* About this exercise: Scan the entries below for the word "screenshot". Copy each line that has it.
------ Material for the task ------
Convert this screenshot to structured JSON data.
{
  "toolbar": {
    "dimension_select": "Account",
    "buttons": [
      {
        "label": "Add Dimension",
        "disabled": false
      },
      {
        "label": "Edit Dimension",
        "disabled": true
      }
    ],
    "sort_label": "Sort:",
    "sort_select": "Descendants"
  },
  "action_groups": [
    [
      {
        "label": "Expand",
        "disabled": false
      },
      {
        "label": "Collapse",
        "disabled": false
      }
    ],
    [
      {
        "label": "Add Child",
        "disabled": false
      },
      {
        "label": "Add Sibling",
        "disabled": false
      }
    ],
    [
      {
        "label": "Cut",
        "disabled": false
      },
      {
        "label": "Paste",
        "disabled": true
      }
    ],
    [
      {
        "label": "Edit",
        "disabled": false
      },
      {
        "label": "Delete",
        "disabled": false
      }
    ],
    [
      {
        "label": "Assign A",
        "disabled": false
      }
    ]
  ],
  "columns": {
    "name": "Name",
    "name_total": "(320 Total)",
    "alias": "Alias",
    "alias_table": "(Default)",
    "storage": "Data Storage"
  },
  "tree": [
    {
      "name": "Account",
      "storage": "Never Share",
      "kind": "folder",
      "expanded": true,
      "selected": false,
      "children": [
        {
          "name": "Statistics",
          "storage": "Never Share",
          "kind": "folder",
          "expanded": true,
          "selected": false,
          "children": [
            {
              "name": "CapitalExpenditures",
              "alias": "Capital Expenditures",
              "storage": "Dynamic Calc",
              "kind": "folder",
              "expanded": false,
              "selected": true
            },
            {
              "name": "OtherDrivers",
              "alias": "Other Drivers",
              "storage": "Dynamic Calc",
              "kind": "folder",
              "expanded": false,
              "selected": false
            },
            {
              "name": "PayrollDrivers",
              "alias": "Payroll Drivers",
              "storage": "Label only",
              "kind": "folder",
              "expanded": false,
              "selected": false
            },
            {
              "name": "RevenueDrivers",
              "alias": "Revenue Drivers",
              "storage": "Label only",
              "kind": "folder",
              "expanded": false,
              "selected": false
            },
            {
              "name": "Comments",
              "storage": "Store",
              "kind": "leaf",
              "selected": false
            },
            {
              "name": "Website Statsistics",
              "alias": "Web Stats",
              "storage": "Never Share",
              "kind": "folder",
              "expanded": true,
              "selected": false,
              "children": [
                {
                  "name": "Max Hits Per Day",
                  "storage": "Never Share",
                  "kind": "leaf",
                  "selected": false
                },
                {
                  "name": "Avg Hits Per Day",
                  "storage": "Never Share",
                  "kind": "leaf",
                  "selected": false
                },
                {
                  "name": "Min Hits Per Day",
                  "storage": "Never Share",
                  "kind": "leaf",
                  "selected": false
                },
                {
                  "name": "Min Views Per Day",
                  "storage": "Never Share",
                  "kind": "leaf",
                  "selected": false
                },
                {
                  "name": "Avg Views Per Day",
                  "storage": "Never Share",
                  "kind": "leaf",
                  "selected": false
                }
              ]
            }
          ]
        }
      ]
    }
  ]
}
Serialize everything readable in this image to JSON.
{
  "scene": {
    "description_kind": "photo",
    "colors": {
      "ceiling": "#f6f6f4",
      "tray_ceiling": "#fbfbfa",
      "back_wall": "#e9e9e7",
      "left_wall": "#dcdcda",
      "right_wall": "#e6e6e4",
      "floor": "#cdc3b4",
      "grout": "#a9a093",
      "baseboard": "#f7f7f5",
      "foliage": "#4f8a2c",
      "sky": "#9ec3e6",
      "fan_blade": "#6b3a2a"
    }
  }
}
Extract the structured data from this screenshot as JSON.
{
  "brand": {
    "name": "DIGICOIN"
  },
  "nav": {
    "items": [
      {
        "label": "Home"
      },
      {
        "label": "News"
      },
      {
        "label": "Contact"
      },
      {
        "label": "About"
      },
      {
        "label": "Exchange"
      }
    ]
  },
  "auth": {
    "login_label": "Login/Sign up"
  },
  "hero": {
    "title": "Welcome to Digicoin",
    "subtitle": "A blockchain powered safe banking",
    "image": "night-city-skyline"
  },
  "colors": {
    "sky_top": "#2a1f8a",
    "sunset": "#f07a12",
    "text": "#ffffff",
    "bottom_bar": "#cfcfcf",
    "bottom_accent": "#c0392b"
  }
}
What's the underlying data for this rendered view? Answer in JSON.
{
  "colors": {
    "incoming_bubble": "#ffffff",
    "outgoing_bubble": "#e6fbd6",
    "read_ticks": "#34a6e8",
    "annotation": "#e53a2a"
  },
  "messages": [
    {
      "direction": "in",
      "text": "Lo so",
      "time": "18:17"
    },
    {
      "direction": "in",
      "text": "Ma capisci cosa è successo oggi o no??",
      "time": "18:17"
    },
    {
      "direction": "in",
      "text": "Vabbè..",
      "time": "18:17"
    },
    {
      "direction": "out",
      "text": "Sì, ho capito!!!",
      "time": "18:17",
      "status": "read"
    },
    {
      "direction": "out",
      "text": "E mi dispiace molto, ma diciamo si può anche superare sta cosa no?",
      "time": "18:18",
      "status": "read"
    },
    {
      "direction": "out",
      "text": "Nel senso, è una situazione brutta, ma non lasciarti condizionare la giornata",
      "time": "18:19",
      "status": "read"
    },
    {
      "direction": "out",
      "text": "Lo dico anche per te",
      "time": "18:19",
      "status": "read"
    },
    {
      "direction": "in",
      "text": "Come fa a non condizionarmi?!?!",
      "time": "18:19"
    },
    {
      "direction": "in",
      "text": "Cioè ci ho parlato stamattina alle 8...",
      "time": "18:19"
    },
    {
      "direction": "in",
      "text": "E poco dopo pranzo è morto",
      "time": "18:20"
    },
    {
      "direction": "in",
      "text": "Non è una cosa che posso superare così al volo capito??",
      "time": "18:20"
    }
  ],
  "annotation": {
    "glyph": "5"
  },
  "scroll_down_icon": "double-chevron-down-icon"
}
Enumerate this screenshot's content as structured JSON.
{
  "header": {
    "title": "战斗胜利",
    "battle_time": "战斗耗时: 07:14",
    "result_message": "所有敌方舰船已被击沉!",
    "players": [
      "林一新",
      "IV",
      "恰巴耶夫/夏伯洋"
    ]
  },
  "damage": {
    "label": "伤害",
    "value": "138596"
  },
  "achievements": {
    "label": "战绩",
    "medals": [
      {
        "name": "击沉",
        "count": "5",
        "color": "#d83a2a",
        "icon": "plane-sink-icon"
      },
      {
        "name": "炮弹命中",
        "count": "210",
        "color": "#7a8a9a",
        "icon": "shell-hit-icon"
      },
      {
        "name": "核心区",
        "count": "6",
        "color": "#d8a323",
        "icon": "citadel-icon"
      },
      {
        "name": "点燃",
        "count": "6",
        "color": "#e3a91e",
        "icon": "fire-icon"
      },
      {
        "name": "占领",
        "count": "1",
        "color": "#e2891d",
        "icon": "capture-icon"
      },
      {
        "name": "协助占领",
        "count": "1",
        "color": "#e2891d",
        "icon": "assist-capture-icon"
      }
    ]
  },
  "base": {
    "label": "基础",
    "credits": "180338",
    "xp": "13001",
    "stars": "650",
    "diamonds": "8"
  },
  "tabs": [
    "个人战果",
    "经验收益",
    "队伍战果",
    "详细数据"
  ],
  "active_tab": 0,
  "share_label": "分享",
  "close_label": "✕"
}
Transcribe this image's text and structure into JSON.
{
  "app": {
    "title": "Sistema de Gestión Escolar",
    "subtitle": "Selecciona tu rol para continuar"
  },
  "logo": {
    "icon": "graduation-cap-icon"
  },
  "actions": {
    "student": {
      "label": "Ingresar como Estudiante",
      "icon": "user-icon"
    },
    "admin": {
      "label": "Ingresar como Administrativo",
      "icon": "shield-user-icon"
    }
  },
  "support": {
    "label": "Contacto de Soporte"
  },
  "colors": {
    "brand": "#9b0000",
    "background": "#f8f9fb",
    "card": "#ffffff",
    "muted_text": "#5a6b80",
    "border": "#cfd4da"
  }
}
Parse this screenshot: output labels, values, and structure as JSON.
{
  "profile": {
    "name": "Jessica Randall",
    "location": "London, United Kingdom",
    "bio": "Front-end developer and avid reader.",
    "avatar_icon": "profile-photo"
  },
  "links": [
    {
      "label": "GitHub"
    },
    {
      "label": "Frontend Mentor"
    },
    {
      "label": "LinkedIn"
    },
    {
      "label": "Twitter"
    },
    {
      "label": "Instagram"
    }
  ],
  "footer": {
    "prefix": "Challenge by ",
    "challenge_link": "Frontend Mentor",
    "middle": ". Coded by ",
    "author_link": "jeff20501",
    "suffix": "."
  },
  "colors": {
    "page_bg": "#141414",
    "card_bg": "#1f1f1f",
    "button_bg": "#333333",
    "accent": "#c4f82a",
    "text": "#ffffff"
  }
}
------
* Task response:
Convert this screenshot to structured JSON data.
Extract the structured data from this screenshot as JSON.
Enumerate this screenshot's content as structured JSON.
Parse this screenshot: output labels, values, and structure as JSON.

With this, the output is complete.